“FDA has taken a significant role in helping to speed the development of bioterrorism countermeasures,” said FDA Commissioner, Mark B. McClellan, M.D., Ph.D. “This first NDA approval for Radiogardase is part of the FDA initiatives aimed at bringing these critically important products to fruition.”
For several decades, Prussian blue has been used to enhance the excretion of cesium-137 and thallium from the body into the stool. Contamination with cesium-137 or thallium can occur through a variety of routes including ingestion, inhalation, or wounds and can cause serious illness or death when high radiation doses are absorbed and delivered to critical organs. At lower doses such contamination has been associated with the development of cancer.
Cesium-137 is widely used by industry and in medicine in a variety of devices and to treat certain cancers. Non-radioactive thallium is used in industry and as a rat poison. The radioactive form of thallium (thallium-201) is an approved drug used in small doses for medical imaging procedures. This use of radioactive thallium at low doses is very safe.
Contamination by Cesium-137 is of particular concern because of its potential use as a component of a conventional explosive device containing radioactive material, commonly called a "dirty bomb." Although this radiological dispersal device is not a nuclear bomb, it is detonated as a means to spread radioactive material and contaminate people and property.
Radiogardase is given orally. The main possible side effects are constipation and upset stomach. Treatment should begin as soon as possible after exposure to radioactive cesium or thallium. When the sources of radiation contamination are multiple or unknown, other drugs (such as potassium iodide) can be used together with Radiogardase.
The NDA for Radiogardase was sent to the agency in response to FDA’s announcement in January, 2003, that Prussian blue is safe and effective, when produced under conditions specified in approved marketing applications, for the treatment of exposure to radioactive thallium, non-radioactive thallium, or radioactive cesium. The national stockpile of products for use in the event of an emergency includes stores of Prussian blue.
FDA has also determined that pentetate calcium trisodium (Ca-DTPA) and pentetate zinc trisodium (Zn-DTPA) are safe and effective, when produced under conditions specified in approved marketing applications, for treatment of contamination with radioactive isotopes of the elements plutonium, americium and curium. FDA has encouraged manufacturers to use these findings to submit marketing applications for these drug products to use as medical countermeasures.
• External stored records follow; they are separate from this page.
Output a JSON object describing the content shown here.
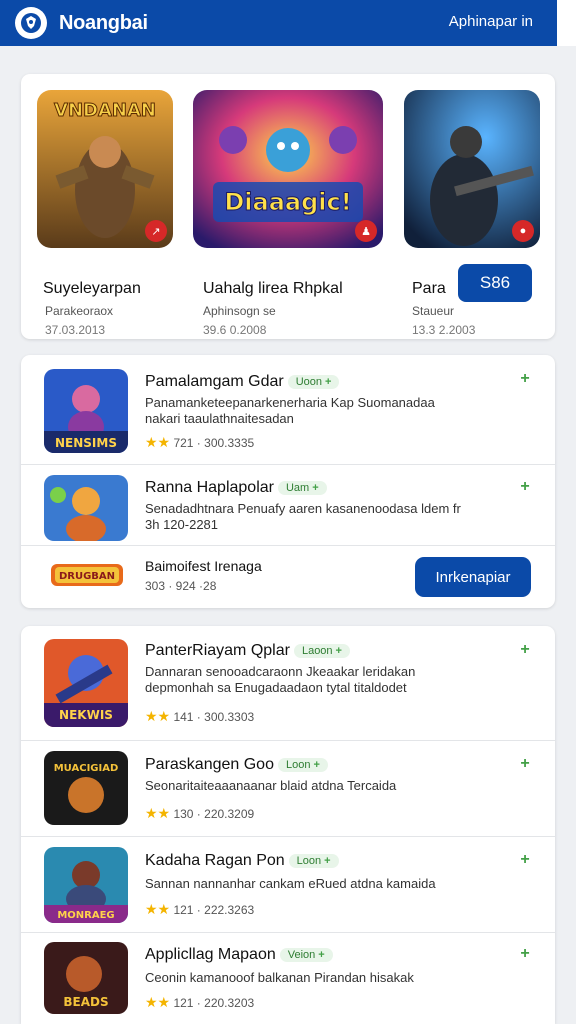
{
  "header": {
    "title": "Noangbai",
    "right_link": "Aphinapar in",
    "brand_color": "#0b4aa8"
  },
  "featured": {
    "items": [
      {
        "art_text": "VNDANAN",
        "name": "Suyeleyarpan",
        "sub": "Parakeoraox",
        "date": "37.03.2013",
        "icon": "game-art-warrior"
      },
      {
        "art_text": "Diaaagic!",
        "name": "Uahalg lirea Rhpkal",
        "sub": "Aphinsogn se",
        "date": "39.6 0.2008",
        "icon": "game-art-magic"
      },
      {
        "art_text": "",
        "name": "Para",
        "sub": "Staueur",
        "date": "13.3 2.2003",
        "icon": "game-art-soldier"
      }
    ],
    "price_button": "S86"
  },
  "list1": {
    "items": [
      {
        "art_text": "NENSIMS",
        "title": "Pamalamgam Gdar",
        "tag": "Uoon",
        "desc": "Panamanketeepanarkenerharia Kap Suomanadaa nakari taaulathnaitesadan",
        "rating": "721 · 300.3335",
        "stars": "★★"
      },
      {
        "art_text": "",
        "title": "Ranna Haplapolar",
        "tag": "Uam",
        "desc": "Senadadhtnara Penuafy aaren kasanenoodasa ldem fr 3h 120-2281",
        "rating": "",
        "stars": ""
      }
    ],
    "footer": {
      "logo_text": "DRUGBAN",
      "title": "Baimoifest Irenaga",
      "meta": "303 · 924 ·28",
      "button": "Inrkenapiar"
    }
  },
  "list2": {
    "items": [
      {
        "art_text": "NEKWIS",
        "title": "PanterRiayam Qplar",
        "tag": "Laoon",
        "desc": "Dannaran senooadcaraonn Jkeaakar leridakan depmonhah sa Enugadaadaon tytal titaldodet",
        "rating": "141 · 300.3303",
        "stars": "★★"
      },
      {
        "art_text": "MUACIGIAD",
        "title": "Paraskangen Goo",
        "tag": "Loon",
        "desc": "Seonaritaiteaaanaanar blaid atdna Tercaida",
        "rating": "130 · 220.3209",
        "stars": "★★"
      },
      {
        "art_text": "MONRAEG",
        "title": "Kadaha Ragan Pon",
        "tag": "Loon",
        "desc": "Sannan nannanhar cankam eRued atdna kamaida",
        "rating": "121 · 222.3263",
        "stars": "★★"
      },
      {
        "art_text": "BEADS",
        "title": "Applicllag Mapaon",
        "tag": "Veion",
        "desc": "Ceonin kamanooof balkanan Pirandan hisakak",
        "rating": "121 · 220.3203",
        "stars": "★★"
      }
    ]
  }
}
More information about FDA’s efforts to counteract bioterrorism is available on FDA’s website at www.fda.gov/oc/opacom/hottopics/bioterrorism.html.
Radiogardase is manufactured by HEYL Chemisch-pharmazeutische Fabrik GmbH & Co. KG. of Berlin, Germany.
Questions and Answers on Prussian Blue (FDA Archive)